Do I need a lawyer?
Yes! You absolutely can’t write your own prenup without a lawyer and expect it to hold up in courts–I don’t care how good you were with that college essay writing course. Whenever you’re drawing up legal documents, get it done by a professional. Even if you yourself are a licensed attorney, you can’t possibly be even-handed when writing a contract regarding your own divorce. Do yourself, and your fiancé, a favor and leave it to the pros (or at least pros that can be unbiased.)
How serious are prenuptial agreements?
Very. Think of prenups like any other contract: it’s legally binding. So, it isn’t something to be taken lightly. Getting out of an already agreed upon marriage contract can cost you extra time and a lot of extra money.
How much does a prenup cost?
The cost of a prenup can vary. Usually, it runs about $2,500–that’s considering lawyer fees, registration fees, and general time spent. To put that in perspective, that is about as much as it might cost to hire an estate lawyer to draw up a simple contract.
Pros and cons of prenups?
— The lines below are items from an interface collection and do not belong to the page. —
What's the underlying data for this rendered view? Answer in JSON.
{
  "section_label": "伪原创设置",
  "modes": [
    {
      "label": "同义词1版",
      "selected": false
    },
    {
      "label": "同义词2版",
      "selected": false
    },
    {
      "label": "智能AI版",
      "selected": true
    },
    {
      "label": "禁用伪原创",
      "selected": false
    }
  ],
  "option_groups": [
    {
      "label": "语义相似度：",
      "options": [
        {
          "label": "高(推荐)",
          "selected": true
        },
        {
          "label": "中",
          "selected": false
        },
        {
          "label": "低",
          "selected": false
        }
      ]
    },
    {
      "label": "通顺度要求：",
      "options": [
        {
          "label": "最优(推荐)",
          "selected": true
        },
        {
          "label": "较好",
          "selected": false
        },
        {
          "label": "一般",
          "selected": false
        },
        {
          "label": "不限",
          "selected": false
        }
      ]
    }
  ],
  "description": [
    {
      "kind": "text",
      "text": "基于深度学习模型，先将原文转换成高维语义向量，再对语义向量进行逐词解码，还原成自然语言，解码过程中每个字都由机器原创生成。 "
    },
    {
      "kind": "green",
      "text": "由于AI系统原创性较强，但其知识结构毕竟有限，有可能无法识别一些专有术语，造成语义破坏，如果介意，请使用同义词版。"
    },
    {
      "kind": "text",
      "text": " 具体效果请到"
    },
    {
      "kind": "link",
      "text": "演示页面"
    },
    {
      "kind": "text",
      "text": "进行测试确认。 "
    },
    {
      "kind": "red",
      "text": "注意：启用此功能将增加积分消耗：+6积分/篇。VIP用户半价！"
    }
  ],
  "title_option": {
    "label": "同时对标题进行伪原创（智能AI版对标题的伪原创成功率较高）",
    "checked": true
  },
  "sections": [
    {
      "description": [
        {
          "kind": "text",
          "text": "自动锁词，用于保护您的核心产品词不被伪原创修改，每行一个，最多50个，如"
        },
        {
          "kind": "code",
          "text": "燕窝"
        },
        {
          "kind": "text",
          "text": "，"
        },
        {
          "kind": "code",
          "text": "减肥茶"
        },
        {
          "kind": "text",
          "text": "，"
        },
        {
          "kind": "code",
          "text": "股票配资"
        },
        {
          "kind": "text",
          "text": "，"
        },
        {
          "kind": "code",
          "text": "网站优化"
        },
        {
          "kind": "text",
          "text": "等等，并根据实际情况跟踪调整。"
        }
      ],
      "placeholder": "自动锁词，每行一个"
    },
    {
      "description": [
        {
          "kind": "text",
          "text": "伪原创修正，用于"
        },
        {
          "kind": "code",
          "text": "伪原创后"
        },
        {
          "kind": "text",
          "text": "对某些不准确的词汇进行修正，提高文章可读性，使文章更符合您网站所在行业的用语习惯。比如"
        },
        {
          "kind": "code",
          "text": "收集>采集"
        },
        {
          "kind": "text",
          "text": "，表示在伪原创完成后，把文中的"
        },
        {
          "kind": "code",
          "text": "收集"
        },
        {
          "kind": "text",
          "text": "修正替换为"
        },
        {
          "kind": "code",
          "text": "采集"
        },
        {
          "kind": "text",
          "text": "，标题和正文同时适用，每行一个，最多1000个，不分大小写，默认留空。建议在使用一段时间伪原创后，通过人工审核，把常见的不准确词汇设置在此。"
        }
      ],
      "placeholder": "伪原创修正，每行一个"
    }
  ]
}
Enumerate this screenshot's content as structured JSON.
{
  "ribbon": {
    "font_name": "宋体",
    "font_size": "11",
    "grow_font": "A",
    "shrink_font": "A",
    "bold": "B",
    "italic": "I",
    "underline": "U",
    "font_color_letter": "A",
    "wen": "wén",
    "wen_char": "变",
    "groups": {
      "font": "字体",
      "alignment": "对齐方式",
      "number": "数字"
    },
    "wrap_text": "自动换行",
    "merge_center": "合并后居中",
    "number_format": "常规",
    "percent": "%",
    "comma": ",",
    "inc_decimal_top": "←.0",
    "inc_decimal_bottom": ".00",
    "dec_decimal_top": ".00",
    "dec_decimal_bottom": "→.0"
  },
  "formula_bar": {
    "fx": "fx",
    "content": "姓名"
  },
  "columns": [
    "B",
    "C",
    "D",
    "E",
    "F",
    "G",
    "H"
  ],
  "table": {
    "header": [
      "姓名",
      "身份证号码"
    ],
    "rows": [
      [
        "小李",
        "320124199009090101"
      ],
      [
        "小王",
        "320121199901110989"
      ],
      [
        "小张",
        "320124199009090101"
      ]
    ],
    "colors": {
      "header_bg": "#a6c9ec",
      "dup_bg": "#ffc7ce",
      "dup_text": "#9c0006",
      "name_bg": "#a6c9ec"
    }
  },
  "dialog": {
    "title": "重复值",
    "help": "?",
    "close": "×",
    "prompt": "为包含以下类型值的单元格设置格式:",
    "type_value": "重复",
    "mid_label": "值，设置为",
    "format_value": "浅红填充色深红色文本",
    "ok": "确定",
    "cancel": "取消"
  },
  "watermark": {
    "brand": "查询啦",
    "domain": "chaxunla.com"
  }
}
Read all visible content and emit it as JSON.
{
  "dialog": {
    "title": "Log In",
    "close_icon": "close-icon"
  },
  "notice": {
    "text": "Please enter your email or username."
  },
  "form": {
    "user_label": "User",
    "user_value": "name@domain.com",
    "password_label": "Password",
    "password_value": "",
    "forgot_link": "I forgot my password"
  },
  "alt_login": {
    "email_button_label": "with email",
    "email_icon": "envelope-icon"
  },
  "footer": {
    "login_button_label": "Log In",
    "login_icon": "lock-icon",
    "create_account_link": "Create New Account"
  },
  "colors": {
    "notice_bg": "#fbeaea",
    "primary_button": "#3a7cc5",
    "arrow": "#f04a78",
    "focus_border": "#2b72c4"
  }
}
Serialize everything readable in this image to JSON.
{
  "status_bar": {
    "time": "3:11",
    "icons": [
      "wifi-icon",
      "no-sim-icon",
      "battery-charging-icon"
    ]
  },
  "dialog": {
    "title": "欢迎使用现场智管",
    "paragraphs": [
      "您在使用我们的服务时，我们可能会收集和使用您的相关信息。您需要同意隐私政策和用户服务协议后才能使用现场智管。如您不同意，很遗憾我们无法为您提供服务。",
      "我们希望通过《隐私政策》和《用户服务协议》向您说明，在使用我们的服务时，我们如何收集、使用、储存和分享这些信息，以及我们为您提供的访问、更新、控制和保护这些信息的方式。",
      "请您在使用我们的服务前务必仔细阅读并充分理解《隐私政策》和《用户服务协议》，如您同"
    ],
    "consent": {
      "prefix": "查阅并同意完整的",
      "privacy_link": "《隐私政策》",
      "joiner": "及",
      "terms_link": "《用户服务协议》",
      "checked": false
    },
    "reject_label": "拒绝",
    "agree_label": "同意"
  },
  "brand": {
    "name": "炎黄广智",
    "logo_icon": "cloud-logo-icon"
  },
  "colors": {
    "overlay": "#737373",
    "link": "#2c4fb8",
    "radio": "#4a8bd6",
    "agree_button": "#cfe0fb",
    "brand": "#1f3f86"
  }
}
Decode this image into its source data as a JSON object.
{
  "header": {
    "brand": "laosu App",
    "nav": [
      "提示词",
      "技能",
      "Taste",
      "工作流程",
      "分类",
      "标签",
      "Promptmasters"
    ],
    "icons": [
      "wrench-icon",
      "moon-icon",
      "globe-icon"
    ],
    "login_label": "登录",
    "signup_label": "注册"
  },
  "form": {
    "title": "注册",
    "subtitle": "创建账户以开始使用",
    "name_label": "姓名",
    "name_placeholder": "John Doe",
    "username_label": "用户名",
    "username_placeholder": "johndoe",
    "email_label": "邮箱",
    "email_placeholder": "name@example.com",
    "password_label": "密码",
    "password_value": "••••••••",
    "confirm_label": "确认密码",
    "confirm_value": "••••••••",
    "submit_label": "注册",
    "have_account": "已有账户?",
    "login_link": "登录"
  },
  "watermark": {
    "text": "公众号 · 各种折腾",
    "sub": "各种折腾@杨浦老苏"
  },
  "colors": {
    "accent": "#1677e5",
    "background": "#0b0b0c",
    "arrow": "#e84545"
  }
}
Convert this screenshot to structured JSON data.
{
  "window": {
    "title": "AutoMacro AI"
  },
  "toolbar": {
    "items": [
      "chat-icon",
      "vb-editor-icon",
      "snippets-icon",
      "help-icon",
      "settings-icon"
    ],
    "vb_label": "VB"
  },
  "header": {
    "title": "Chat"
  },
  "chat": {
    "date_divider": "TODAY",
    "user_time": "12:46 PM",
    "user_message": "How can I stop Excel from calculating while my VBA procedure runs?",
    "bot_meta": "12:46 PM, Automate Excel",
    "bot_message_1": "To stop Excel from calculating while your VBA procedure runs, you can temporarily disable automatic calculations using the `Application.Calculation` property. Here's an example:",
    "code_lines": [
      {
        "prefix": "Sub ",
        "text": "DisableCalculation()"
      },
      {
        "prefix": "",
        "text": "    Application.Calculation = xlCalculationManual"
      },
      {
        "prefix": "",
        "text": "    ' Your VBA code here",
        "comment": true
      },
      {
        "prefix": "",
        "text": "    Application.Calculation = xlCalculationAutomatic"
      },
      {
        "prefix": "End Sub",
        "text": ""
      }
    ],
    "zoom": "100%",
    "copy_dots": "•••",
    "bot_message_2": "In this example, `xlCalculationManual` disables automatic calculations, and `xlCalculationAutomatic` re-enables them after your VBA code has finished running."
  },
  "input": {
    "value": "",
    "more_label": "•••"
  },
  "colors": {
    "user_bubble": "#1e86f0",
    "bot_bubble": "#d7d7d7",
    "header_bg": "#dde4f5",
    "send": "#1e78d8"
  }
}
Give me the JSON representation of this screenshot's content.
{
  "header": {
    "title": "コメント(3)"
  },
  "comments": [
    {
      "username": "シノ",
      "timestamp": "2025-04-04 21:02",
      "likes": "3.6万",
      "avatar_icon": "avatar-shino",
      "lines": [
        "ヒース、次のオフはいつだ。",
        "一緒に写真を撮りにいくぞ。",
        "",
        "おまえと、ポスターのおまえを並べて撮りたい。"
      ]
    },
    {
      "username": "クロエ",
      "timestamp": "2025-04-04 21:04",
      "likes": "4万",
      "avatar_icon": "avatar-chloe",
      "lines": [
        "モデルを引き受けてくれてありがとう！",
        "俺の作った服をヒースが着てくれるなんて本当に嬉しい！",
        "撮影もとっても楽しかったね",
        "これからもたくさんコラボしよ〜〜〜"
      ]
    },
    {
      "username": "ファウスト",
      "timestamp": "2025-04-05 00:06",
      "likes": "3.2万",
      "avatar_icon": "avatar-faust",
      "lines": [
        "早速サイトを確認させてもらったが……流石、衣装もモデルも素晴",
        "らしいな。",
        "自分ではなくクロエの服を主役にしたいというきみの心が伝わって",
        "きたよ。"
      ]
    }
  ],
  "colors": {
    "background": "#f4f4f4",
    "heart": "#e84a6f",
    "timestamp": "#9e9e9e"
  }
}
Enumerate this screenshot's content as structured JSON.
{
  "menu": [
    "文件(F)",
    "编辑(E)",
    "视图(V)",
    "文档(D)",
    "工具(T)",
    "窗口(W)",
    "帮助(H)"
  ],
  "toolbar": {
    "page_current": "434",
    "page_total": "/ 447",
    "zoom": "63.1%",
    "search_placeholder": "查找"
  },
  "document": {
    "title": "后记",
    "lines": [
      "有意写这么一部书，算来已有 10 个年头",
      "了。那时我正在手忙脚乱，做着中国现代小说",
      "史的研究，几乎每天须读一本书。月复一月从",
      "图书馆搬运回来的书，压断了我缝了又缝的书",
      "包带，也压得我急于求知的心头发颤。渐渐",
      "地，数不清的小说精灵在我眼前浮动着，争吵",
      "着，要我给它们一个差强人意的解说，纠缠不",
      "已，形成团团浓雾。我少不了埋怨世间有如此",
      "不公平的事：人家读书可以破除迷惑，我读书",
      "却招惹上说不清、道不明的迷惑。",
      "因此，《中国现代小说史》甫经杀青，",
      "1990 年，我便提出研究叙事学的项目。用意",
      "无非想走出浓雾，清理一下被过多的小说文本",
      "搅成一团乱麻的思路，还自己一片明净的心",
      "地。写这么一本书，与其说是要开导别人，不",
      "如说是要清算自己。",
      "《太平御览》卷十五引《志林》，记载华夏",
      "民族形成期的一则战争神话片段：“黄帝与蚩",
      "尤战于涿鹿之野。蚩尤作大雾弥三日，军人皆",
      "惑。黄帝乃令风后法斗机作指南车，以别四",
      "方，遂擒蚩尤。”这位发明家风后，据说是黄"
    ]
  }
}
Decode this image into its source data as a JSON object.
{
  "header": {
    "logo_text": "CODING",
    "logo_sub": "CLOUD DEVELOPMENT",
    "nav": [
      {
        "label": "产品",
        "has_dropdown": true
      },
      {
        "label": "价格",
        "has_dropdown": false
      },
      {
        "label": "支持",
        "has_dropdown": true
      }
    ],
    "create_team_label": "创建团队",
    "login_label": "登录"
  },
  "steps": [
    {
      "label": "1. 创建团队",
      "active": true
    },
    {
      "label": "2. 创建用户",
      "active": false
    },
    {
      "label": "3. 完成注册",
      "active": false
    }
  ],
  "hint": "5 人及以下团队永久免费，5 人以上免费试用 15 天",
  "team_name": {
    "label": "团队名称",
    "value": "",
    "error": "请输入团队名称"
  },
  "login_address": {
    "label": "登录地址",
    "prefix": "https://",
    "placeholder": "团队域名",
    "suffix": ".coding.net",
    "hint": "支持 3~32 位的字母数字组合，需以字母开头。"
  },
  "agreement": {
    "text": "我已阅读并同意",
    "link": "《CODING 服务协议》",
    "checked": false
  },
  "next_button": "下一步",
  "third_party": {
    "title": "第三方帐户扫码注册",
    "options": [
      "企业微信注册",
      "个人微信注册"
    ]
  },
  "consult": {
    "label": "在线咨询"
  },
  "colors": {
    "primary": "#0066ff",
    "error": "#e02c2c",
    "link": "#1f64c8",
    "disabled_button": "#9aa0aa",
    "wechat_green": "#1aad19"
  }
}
Pros: Protect your assets. You can also accrue wealth through a prenuptial agreement. If you get married and decide your spouse will be the primary breadwinner, a prenup might be a good idea. Many celebrities enter into prenuptial agreements that state that one member of the party will be paid a certain amount of money every year the couple is together.
Con: Marriage is supposed to be forever and starting off thinking about the end may not be the best place to begin. And while there are plenty of horror stories about couples who didn’t get a prenup and then had an extra messy divorce, remember that there are also plenty of couples who never got a prenup and stayed married for life. Or even all the couples who similarly forwent a prenup but were able to get amicably divorced.
What if she wants a prenup?
That’s ok! It’s the 21st century, just be happy you’re marrying such a successful and financially responsible woman. But stand your ground, if there are any clauses you strongly disagree with don’t be afraid to stand up for yourself and get your own attorney if necessary, one who will look out for your interest and your interests alone.
How to broach the subject of a prenup?
Be sensitive! The worst thing you could possibly do is to imply that you’re already thinking about divorce. While you need to be sensitive when you bring up entering into a prenuptial arrangement, it’s also a good idea to be sensitive to yourself with the arrangements made in the prenuptial agreement. If you and your future spouse are coming into the marriage with vastly different financial backgrounds, is a good idea to remember that when drawing this up with your lawyer. You don’t want to leave your future ex with nothing, but you also don’t want to end up like Roseanne Barr, who reportedly ended up paying Tom Arnold $500 million after firing her attorney for suggesting she get a prenup. Just remember sensitivity is key. Explain why you want the prenup, and be honest about your assets, don’t hide anything, and remember, no adding a weight clause.